■ WHAT THE TASK REQUIRES ■
Give every line from the entries that contains "Parallel".
══ PROVIDED RECORDS
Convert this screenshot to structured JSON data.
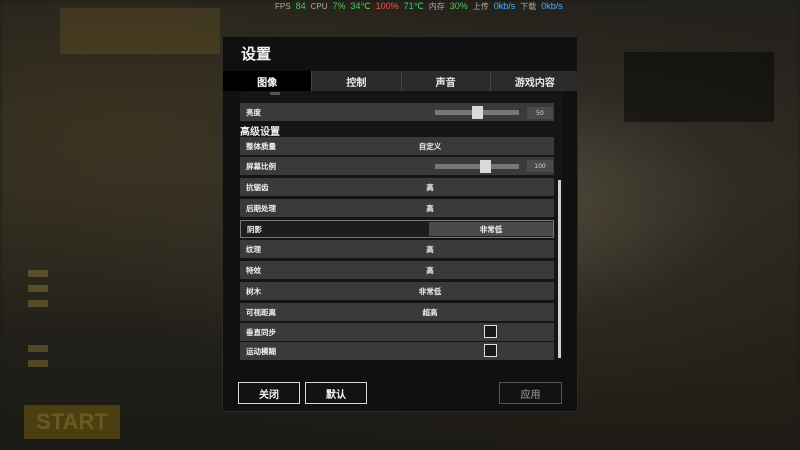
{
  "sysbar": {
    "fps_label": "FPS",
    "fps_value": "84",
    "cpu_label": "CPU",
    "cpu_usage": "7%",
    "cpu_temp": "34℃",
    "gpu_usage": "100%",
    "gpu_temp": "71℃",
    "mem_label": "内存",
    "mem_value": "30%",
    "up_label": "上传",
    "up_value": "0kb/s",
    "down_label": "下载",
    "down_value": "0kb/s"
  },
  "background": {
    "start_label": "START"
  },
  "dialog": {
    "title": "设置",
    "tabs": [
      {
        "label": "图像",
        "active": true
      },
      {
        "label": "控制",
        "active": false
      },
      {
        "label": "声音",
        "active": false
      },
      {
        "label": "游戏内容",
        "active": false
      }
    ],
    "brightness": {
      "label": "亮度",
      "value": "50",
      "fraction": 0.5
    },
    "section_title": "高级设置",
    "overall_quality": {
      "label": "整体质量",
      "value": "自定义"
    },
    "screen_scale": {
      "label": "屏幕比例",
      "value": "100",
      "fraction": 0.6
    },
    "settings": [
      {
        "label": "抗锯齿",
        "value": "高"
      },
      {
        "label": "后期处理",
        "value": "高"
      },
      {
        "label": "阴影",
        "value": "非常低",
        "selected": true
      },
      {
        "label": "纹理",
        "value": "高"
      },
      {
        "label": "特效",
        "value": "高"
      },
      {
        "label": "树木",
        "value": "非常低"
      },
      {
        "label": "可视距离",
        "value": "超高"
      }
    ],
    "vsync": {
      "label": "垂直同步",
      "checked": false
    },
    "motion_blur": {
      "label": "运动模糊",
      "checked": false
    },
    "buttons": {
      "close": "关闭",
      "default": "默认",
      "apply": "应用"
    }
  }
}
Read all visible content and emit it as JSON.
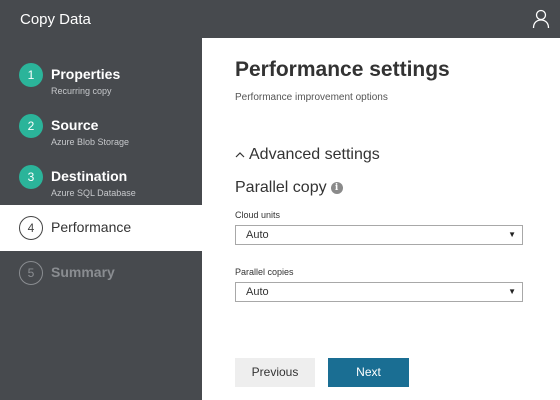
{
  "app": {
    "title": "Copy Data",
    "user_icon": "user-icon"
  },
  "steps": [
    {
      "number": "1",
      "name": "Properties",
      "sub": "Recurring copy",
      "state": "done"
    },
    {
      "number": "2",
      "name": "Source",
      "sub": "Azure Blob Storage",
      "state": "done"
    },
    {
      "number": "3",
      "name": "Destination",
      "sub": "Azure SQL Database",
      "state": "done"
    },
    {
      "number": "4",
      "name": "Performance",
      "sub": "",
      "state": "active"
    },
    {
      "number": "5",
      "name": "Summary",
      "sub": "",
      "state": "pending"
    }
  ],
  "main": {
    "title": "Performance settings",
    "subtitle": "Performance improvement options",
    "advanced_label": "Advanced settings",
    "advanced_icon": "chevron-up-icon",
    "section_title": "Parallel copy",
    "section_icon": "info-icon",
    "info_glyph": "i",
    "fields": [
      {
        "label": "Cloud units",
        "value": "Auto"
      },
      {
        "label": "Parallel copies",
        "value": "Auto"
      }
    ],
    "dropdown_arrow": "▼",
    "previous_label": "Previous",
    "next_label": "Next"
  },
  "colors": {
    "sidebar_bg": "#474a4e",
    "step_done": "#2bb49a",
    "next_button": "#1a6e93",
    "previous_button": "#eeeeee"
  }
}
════
■ THE ANSWER ■
    "section_title": "Parallel copy",
        "label": "Parallel copies",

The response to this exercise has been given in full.